From: Lawrence Austen <LawrenceAusten@y...>
Subject: Re: [Caml-list] caml trading
Hi Markus,

I agree that, empirically, market-based mechanisms tend to be the 
socially optimal solution to most real-world resource allocation 
problems.  However, this isn't really what is demonstrated in most 
introductory microeconomics textbooks, which focus on the analysis of 
systems in equilibrium. 

As is well known -- 
http://en.wikipedia.org/wiki/Theory_of_the_Second_Best -- once you're 
outside of equilibrium there is no particular reason why market-based 
mechanisms should result in social welfare improvements.  Producing a 
product that creates pollution (which is a form of market failure) is 
the classic example, making the manufacturing process more competitive 
might result in a net social loss if increased production results in 
increased pollution, but the problem is far broader than that.

I think what Jane St is doing is great and I've made my career in 
finance, but arguing that you're doing it to save the world doesn't seem 
like good chess.  At least I hope you don't actually believe that or 
you'll have to change the name to St Jane St :-)

Cheers,
Lawrence

PS Thanks for LACAML, very social welfare improving!

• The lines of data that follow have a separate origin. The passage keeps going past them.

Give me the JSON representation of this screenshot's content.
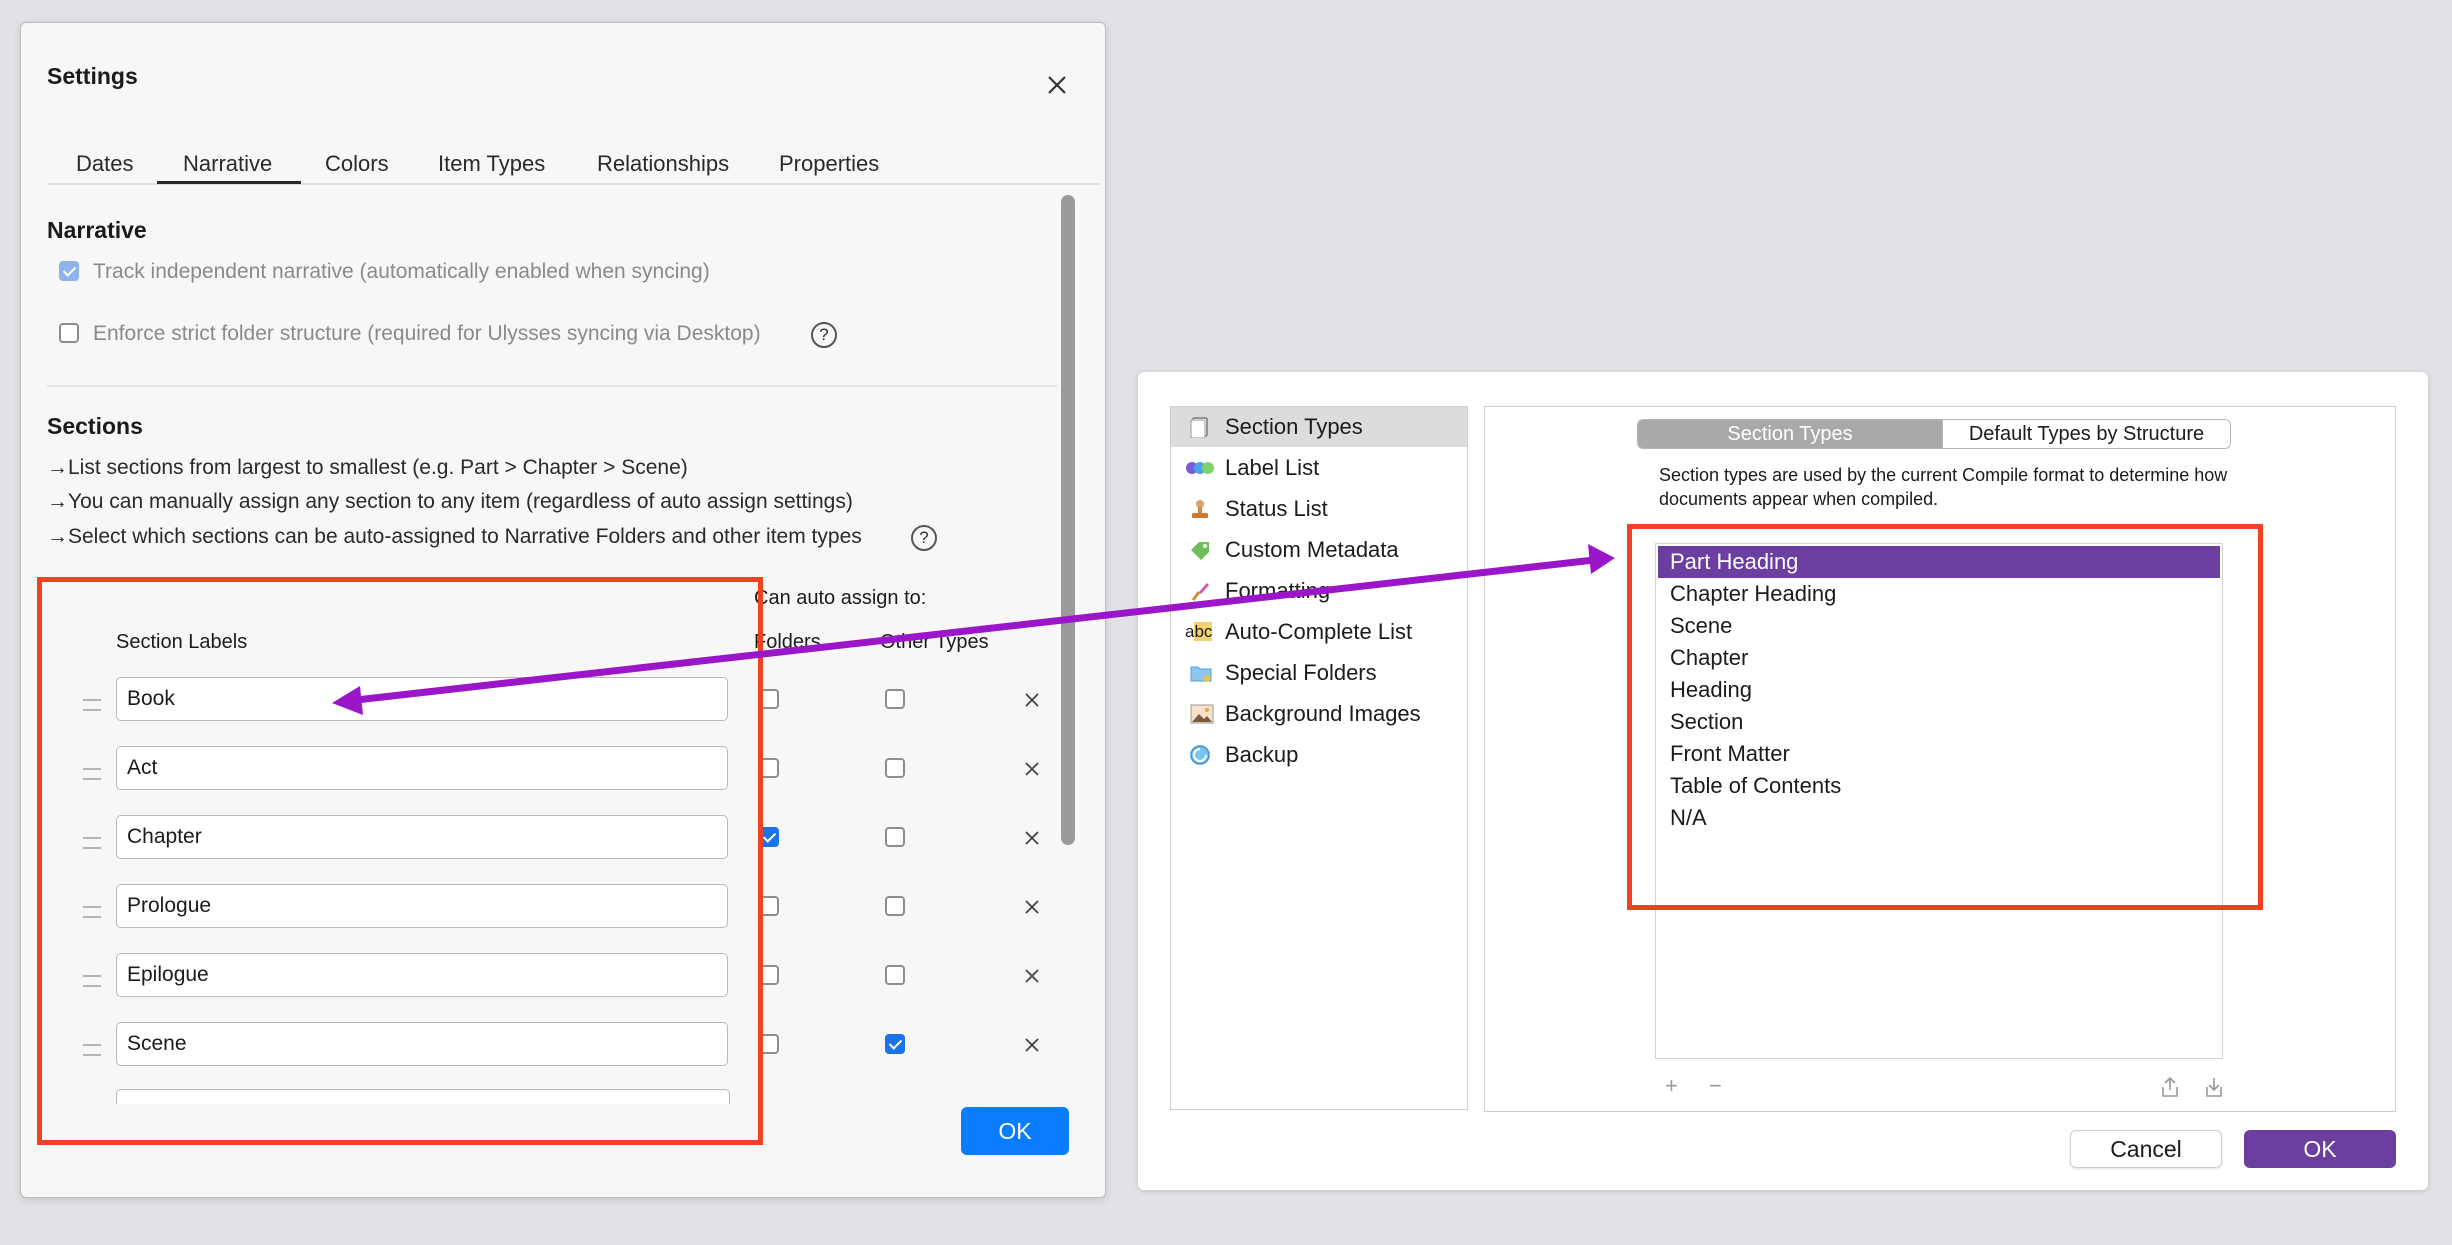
{
  "settings": {
    "title": "Settings",
    "tabs": [
      "Dates",
      "Narrative",
      "Colors",
      "Item Types",
      "Relationships",
      "Properties"
    ],
    "narrative": {
      "heading": "Narrative",
      "track_label": "Track independent narrative (automatically enabled when syncing)",
      "enforce_label": "Enforce strict folder structure (required for Ulysses syncing via Desktop)"
    },
    "sections": {
      "heading": "Sections",
      "notes": [
        "List sections from largest to smallest (e.g. Part > Chapter > Scene)",
        "You can manually assign any section to any item (regardless of auto assign settings)",
        "Select which sections can be auto-assigned to Narrative Folders and other item types"
      ],
      "can_auto_assign": "Can auto assign to:",
      "col_labels": "Section Labels",
      "col_folders": "Folders",
      "col_other": "Other Types",
      "rows": [
        {
          "label": "Book",
          "folders": false,
          "other": false
        },
        {
          "label": "Act",
          "folders": false,
          "other": false
        },
        {
          "label": "Chapter",
          "folders": true,
          "other": false
        },
        {
          "label": "Prologue",
          "folders": false,
          "other": false
        },
        {
          "label": "Epilogue",
          "folders": false,
          "other": false
        },
        {
          "label": "Scene",
          "folders": false,
          "other": true
        }
      ]
    },
    "ok_label": "OK"
  },
  "compile": {
    "sidebar": [
      {
        "label": "Section Types",
        "icon": "document-icon",
        "selected": true
      },
      {
        "label": "Label List",
        "icon": "color-circles-icon"
      },
      {
        "label": "Status List",
        "icon": "stamp-icon"
      },
      {
        "label": "Custom Metadata",
        "icon": "tag-icon"
      },
      {
        "label": "Formatting",
        "icon": "brush-icon"
      },
      {
        "label": "Auto-Complete List",
        "icon": "abc-icon"
      },
      {
        "label": "Special Folders",
        "icon": "folder-star-icon"
      },
      {
        "label": "Background Images",
        "icon": "image-icon"
      },
      {
        "label": "Backup",
        "icon": "backup-icon"
      }
    ],
    "segment": [
      "Section Types",
      "Default Types by Structure"
    ],
    "description": "Section types are used by the current Compile format to determine how documents appear when compiled.",
    "section_types": [
      "Part Heading",
      "Chapter Heading",
      "Scene",
      "Chapter",
      "Heading",
      "Section",
      "Front Matter",
      "Table of Contents",
      "N/A"
    ],
    "selected_type": "Part Heading",
    "cancel_label": "Cancel",
    "ok_label": "OK"
  },
  "colors": {
    "highlight_red": "#ef4223",
    "arrow_purple": "#9b16c8",
    "ok_blue": "#0a7cff",
    "selection_purple": "#6b3fa0"
  }
}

Markus Mottl wrote:
> 2009/3/16 Yaron Minsky <yminsky@gmail.com>:
>   
>> I would humbly propose that this thread has now gotten deeply off-topic, and
>> perhaps discussion on the list should turn back to programming languages,
>> rather than to deep philosophical questions about the nature of the
>> financial markets.
>>     
>
> I'd also rather keep this thread off the list now and will only reply
> off the list in the future if it seems reasonable.  This thread has
> become way too political for my taste.
>
> As someone else here has already suggested, I encourage everyone that
> wishes to learn more about different models of economy to pick up any
> reputable, introductory textbook on microeconomics.  It will teach you
> that markets, by and large, work well, that they can sometimes fail,
> can also fail systematically in certain areas, and that it is
> extremely hard to find good solutions for the latter that do not cause
> more problems than they solve.  Ideological quick fixes do not exist,
> just as the optimal type sytem doesn't so no more flames please...
>
> Regards,
> Markus
>
>